- **Work task**:
Answer with one number: the count of lines in the listing below that hold the word "date".

═════ Information supplied ═════

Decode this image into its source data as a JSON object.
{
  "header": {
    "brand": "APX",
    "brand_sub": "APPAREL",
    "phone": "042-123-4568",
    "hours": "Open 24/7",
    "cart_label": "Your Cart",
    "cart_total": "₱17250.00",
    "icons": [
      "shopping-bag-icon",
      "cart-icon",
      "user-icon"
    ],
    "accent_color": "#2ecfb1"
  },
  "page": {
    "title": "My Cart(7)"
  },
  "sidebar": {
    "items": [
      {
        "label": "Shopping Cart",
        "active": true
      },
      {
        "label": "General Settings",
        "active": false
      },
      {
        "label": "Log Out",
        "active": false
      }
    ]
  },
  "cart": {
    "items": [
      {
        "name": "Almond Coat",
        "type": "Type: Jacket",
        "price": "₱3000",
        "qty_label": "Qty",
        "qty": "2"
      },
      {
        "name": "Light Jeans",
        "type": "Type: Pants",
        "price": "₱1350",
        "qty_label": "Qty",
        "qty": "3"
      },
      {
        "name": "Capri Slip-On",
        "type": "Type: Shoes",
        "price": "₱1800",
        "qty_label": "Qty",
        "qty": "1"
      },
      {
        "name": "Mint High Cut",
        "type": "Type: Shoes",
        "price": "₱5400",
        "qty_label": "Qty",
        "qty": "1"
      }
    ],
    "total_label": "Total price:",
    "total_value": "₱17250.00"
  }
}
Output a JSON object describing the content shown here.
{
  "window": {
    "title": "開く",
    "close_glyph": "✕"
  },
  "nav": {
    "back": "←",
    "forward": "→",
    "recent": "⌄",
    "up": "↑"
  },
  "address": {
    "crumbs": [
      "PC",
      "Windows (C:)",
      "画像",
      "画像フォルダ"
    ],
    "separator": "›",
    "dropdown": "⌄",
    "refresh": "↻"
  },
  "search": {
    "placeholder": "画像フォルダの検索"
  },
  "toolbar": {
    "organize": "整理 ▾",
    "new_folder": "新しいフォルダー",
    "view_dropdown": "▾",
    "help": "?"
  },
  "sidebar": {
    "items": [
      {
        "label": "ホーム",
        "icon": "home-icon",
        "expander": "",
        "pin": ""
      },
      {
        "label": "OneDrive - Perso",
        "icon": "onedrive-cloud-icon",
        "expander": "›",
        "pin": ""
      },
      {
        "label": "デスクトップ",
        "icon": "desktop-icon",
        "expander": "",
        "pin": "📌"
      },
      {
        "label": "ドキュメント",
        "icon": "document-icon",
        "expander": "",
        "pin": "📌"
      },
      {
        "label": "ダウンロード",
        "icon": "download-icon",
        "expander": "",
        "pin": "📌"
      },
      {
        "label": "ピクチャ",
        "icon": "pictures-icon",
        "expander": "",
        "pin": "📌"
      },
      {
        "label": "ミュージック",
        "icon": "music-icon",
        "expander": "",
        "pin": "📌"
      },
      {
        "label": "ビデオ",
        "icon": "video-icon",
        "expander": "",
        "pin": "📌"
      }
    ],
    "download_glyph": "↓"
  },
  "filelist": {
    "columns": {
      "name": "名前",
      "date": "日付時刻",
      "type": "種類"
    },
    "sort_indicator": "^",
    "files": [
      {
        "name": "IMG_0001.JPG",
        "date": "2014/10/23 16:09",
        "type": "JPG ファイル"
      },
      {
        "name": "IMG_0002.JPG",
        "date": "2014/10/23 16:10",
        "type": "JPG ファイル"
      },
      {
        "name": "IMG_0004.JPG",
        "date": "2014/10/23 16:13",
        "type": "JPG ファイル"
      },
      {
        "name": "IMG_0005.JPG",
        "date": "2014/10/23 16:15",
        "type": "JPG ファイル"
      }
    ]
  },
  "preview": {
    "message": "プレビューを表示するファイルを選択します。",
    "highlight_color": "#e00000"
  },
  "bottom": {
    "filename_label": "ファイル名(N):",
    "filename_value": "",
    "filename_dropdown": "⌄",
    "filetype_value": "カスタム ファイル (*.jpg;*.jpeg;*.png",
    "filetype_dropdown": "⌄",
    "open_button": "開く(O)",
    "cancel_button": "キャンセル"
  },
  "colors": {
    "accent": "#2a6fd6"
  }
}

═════

- **Output below**:
5